I am sitting in a court room waiting for the hearing in front of me to end. The two parties in front of the judge disagree about parenting time. It is clear they are completely unmotivated to reach any sort of agreement and are very angry with one another. The judge gives them one last opportunity to discuss the matter and reach an agreement, and in doing so he leaves them with these parting words: You two find a way to go figure this out…because if you don’t I am going to make a decision based on the information I have received in the little bit of time we have had together. I don’t know you and I don’t know your child but I am going to make a decision based on what I think is in his best interests, regardless of whether or not you like it or whether it works with your schedule or your lifestyle or your desires.
Family centric proceedings, whether divorce, custody, or child support, naturally involve a lot of very strong emotions. We are, after all, talking about some of the most important “things” in our society…our spouse, our family, our children, our money. It is easy to understand why people are often at opposite ends when it comes to painting the picture of what life is going to look like when the dust settles. As gut-wrenching as it may feel, there is a lot to be said for compromise and negotiation when it is safe to do so. The Judge above was talking about parenting time, but the same lesson can be applied across the board: the parties have lived this life and they know what is important.

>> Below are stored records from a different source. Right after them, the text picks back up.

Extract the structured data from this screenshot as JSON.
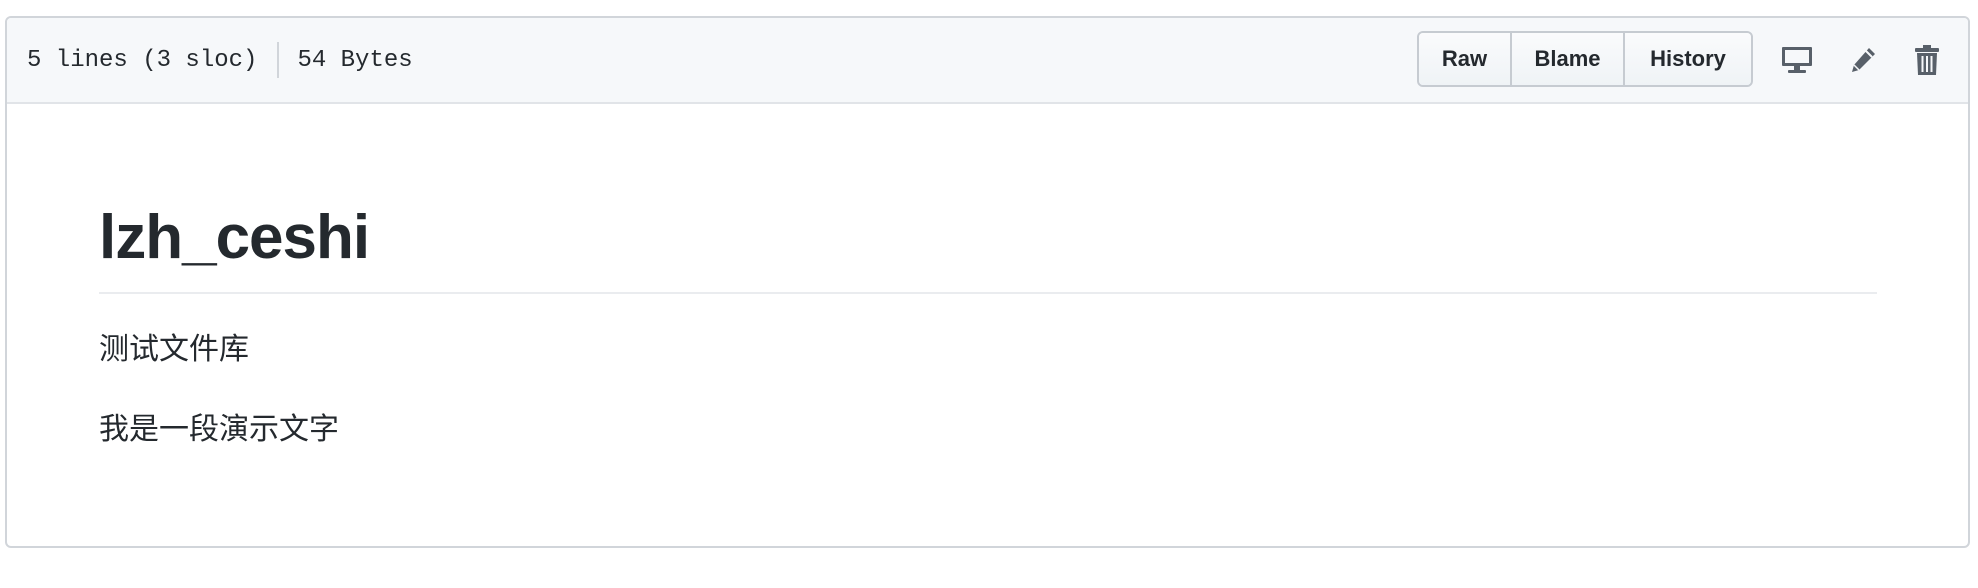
{
  "file_header": {
    "lines_info": "5 lines (3 sloc)",
    "size_info": "54 Bytes",
    "buttons": {
      "raw": "Raw",
      "blame": "Blame",
      "history": "History"
    },
    "icons": [
      "desktop-icon",
      "pencil-icon",
      "trash-icon"
    ]
  },
  "readme": {
    "title": "lzh_ceshi",
    "paragraphs": [
      "测试文件库",
      "我是一段演示文字"
    ]
  },
  "colors": {
    "header_bg": "#f6f8fa",
    "border": "#d1d5da",
    "text": "#24292e",
    "icon": "#586069"
  }
}
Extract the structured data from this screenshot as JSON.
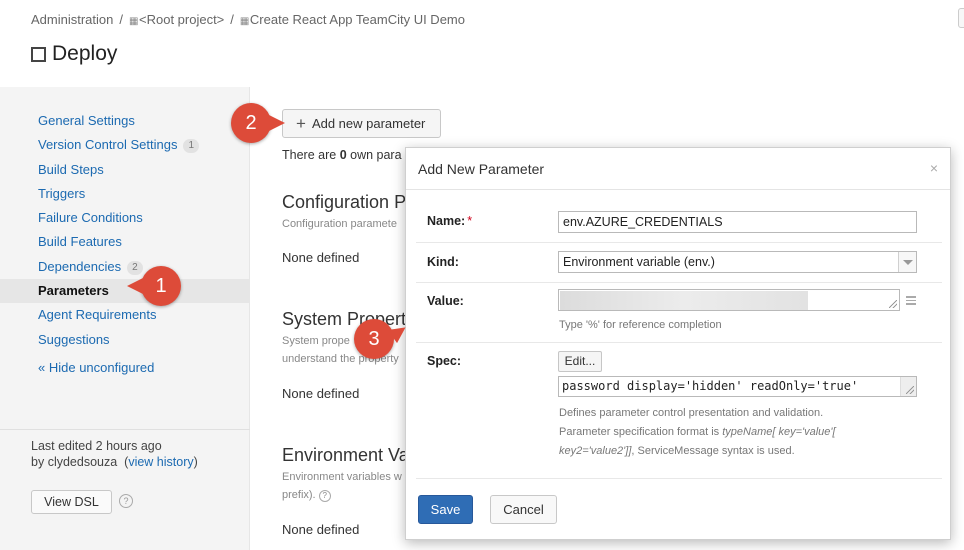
{
  "breadcrumbs": {
    "administration": "Administration",
    "sep1": "/",
    "root_icon": "project-grid-icon",
    "root": "<Root project>",
    "sep2": "/",
    "project_icon": "project-grid-icon",
    "project": "Create React App TeamCity UI Demo"
  },
  "page": {
    "title": "Deploy",
    "title_icon": "build-config-square-icon"
  },
  "sidebar": {
    "items": [
      {
        "label": "General Settings",
        "badge": ""
      },
      {
        "label": "Version Control Settings",
        "badge": "1"
      },
      {
        "label": "Build Steps",
        "badge": ""
      },
      {
        "label": "Triggers",
        "badge": ""
      },
      {
        "label": "Failure Conditions",
        "badge": ""
      },
      {
        "label": "Build Features",
        "badge": ""
      },
      {
        "label": "Dependencies",
        "badge": "2"
      },
      {
        "label": "Parameters",
        "badge": "",
        "active": true
      },
      {
        "label": "Agent Requirements",
        "badge": ""
      },
      {
        "label": "Suggestions",
        "badge": ""
      }
    ],
    "hide_unconfigured": "« Hide unconfigured",
    "last_edited_prefix": "Last edited",
    "last_edited_time": "2 hours ago",
    "by": "by",
    "user": "clydedsouza",
    "view_history_open": "(",
    "view_history": "view history",
    "view_history_close": ")",
    "view_dsl": "View DSL",
    "help": "?"
  },
  "main": {
    "add_button": "Add new parameter",
    "add_icon": "+",
    "own_params_prefix": "There are",
    "own_params_count": "0",
    "own_params_suffix": "own para",
    "sections": [
      {
        "title": "Configuration P",
        "desc_lines": [
          "Configuration paramete"
        ],
        "none": "None defined"
      },
      {
        "title": "System Properti",
        "desc_lines": [
          "System prope",
          "understand the property"
        ],
        "none": "None defined"
      },
      {
        "title": "Environment Va",
        "desc_lines": [
          "Environment variables w",
          "prefix)."
        ],
        "help": "?",
        "none": "None defined"
      }
    ]
  },
  "markers": {
    "m1": "1",
    "m2": "2",
    "m3": "3"
  },
  "modal": {
    "title": "Add New Parameter",
    "close": "×",
    "name_label": "Name:",
    "required_mark": "*",
    "name_value": "env.AZURE_CREDENTIALS",
    "kind_label": "Kind:",
    "kind_value": "Environment variable (env.)",
    "value_label": "Value:",
    "value_hint": "Type '%' for reference completion",
    "spec_label": "Spec:",
    "edit_button": "Edit...",
    "spec_value": "password display='hidden' readOnly='true'",
    "spec_desc_1": "Defines parameter control presentation and validation.",
    "spec_desc_2a": "Parameter specification format is ",
    "spec_desc_2b": "typeName[ key='value'[",
    "spec_desc_3a": "key2='value2']]",
    "spec_desc_3b": ", ServiceMessage syntax is used.",
    "save": "Save",
    "cancel": "Cancel"
  },
  "colors": {
    "accent": "#2f6db5",
    "link": "#1c6ab1",
    "marker": "#dd4b39",
    "required": "#d0021b"
  }
}
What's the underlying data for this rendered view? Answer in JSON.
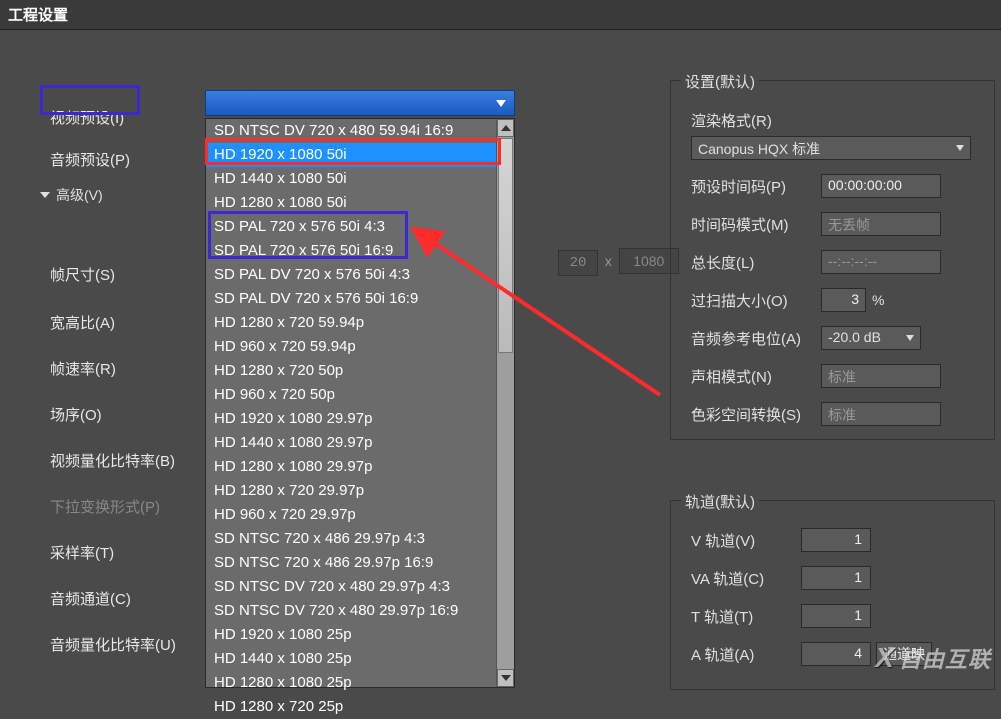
{
  "title": "工程设置",
  "left": {
    "video_preset": "视频预设(I)",
    "audio_preset": "音频预设(P)",
    "advanced": "高级(V)",
    "frame_size": "帧尺寸(S)",
    "aspect_ratio": "宽高比(A)",
    "frame_rate": "帧速率(R)",
    "field_order": "场序(O)",
    "video_bitrate": "视频量化比特率(B)",
    "pulldown": "下拉变换形式(P)",
    "sample_rate": "采样率(T)",
    "audio_channel": "音频通道(C)",
    "audio_bitrate": "音频量化比特率(U)"
  },
  "dropdown": {
    "items": [
      "SD NTSC DV 720 x 480 59.94i 16:9",
      "HD 1920 x 1080 50i",
      "HD 1440 x 1080 50i",
      "HD 1280 x 1080 50i",
      "SD PAL 720 x 576 50i 4:3",
      "SD PAL 720 x 576 50i 16:9",
      "SD PAL DV 720 x 576 50i 4:3",
      "SD PAL DV 720 x 576 50i 16:9",
      "HD 1280 x 720 59.94p",
      "HD 960 x 720 59.94p",
      "HD 1280 x 720 50p",
      "HD 960 x 720 50p",
      "HD 1920 x 1080 29.97p",
      "HD 1440 x 1080 29.97p",
      "HD 1280 x 1080 29.97p",
      "HD 1280 x 720 29.97p",
      "HD 960 x 720 29.97p",
      "SD NTSC 720 x 486 29.97p 4:3",
      "SD NTSC 720 x 486 29.97p 16:9",
      "SD NTSC DV 720 x 480 29.97p 4:3",
      "SD NTSC DV 720 x 480 29.97p 16:9",
      "HD 1920 x 1080 25p",
      "HD 1440 x 1080 25p",
      "HD 1280 x 1080 25p",
      "HD 1280 x 720 25p"
    ]
  },
  "mid": {
    "w": "20",
    "x": "x",
    "h": "1080"
  },
  "settings": {
    "legend": "设置(默认)",
    "render_label": "渲染格式(R)",
    "render_value": "Canopus HQX 标准",
    "timecode_label": "预设时间码(P)",
    "timecode_value": "00:00:00:00",
    "tc_mode_label": "时间码模式(M)",
    "tc_mode_value": "无丢帧",
    "total_label": "总长度(L)",
    "total_value": "--:--:--:--",
    "overscan_label": "过扫描大小(O)",
    "overscan_value": "3",
    "overscan_unit": "%",
    "audio_ref_label": "音频参考电位(A)",
    "audio_ref_value": "-20.0 dB",
    "pan_label": "声相模式(N)",
    "pan_value": "标准",
    "cspace_label": "色彩空间转换(S)",
    "cspace_value": "标准"
  },
  "tracks": {
    "legend": "轨道(默认)",
    "v_label": "V 轨道(V)",
    "v_val": "1",
    "va_label": "VA 轨道(C)",
    "va_val": "1",
    "t_label": "T 轨道(T)",
    "t_val": "1",
    "a_label": "A 轨道(A)",
    "a_val": "4",
    "a_btn": "通道映"
  },
  "watermark": "自由互联"
}
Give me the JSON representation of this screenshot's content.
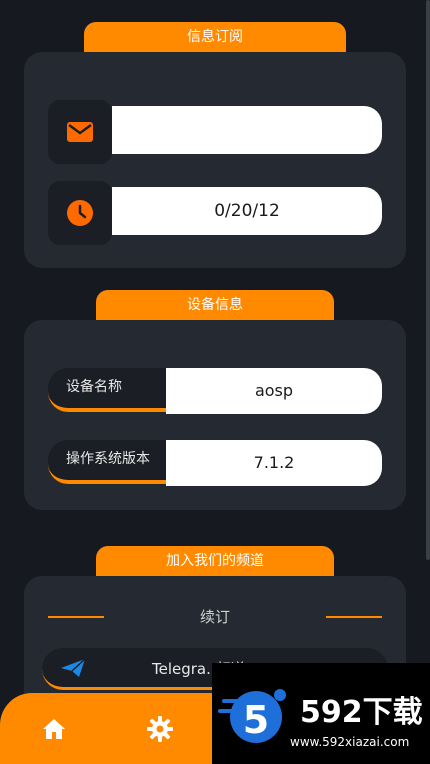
{
  "subscription": {
    "tab_label": "信息订阅",
    "email_value": "",
    "date_value": "0/20/12"
  },
  "device": {
    "tab_label": "设备信息",
    "name_label": "设备名称",
    "name_value": "aosp",
    "os_label": "操作系统版本",
    "os_value": "7.1.2"
  },
  "channel": {
    "tab_label": "加入我们的频道",
    "subtitle": "续订",
    "telegram_label": "Telegra..频道"
  },
  "watermark": {
    "brand": "592下载",
    "url": "www.592xiazai.com",
    "badge": "5"
  },
  "icons": {
    "mail": "mail-icon",
    "clock": "clock-icon",
    "telegram": "telegram-icon",
    "home": "home-icon",
    "settings": "gear-icon"
  },
  "colors": {
    "accent": "#ff8a00",
    "background": "#16191f",
    "card": "#252932"
  }
}
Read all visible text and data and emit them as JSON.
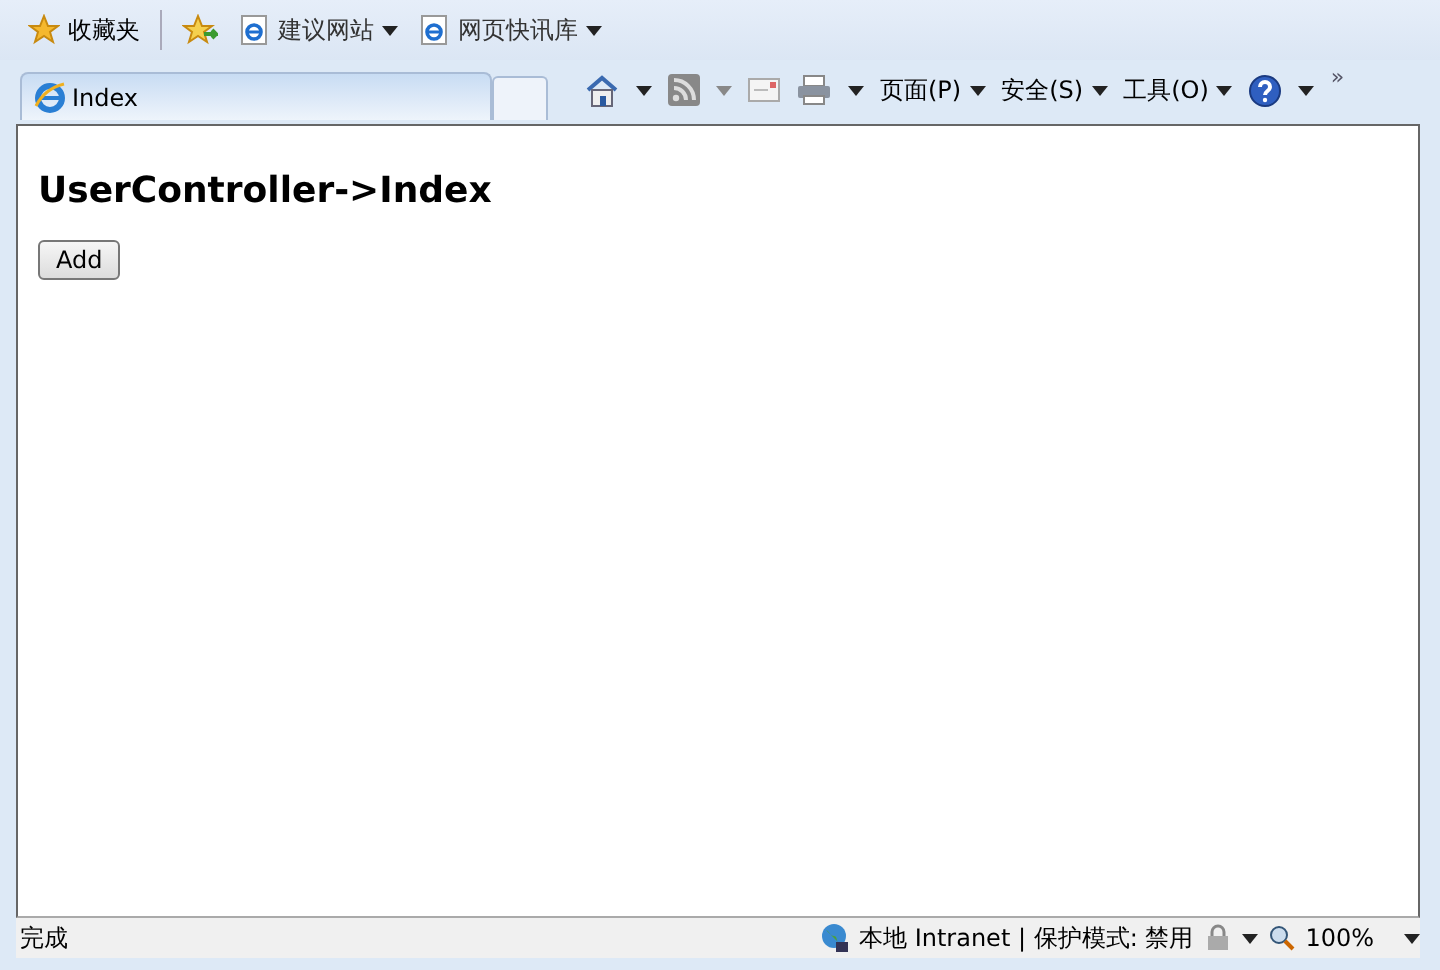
{
  "favorites_bar": {
    "favorites": "收藏夹",
    "links": [
      {
        "label": "建议网站"
      },
      {
        "label": "网页快讯库"
      }
    ]
  },
  "tab": {
    "title": "Index",
    "selected": true
  },
  "command_bar": {
    "menus": [
      {
        "label": "页面(P)"
      },
      {
        "label": "安全(S)"
      },
      {
        "label": "工具(O)"
      }
    ],
    "overflow": "»"
  },
  "page": {
    "heading": "UserController->Index",
    "button": "Add"
  },
  "status_bar": {
    "status": "完成",
    "zone": "本地 Intranet | 保护模式: 禁用",
    "zoom": "100%"
  }
}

Working to reach an agreement outside of court gives parties the opportunity to retain control over what life will look like; to consider what is important for their child, what schedules need to be accommodated and how to divide assets in the best way for them.
So there it is…from a judge in the clearest language possible: if they have to, they will make a decision based on the information they have, not knowing the parties, or their children, or what is really important to them. But both parties always have the ability to try to retain control and make the decisions that are best for the people and the family they do know with the wealth of information they have at hand.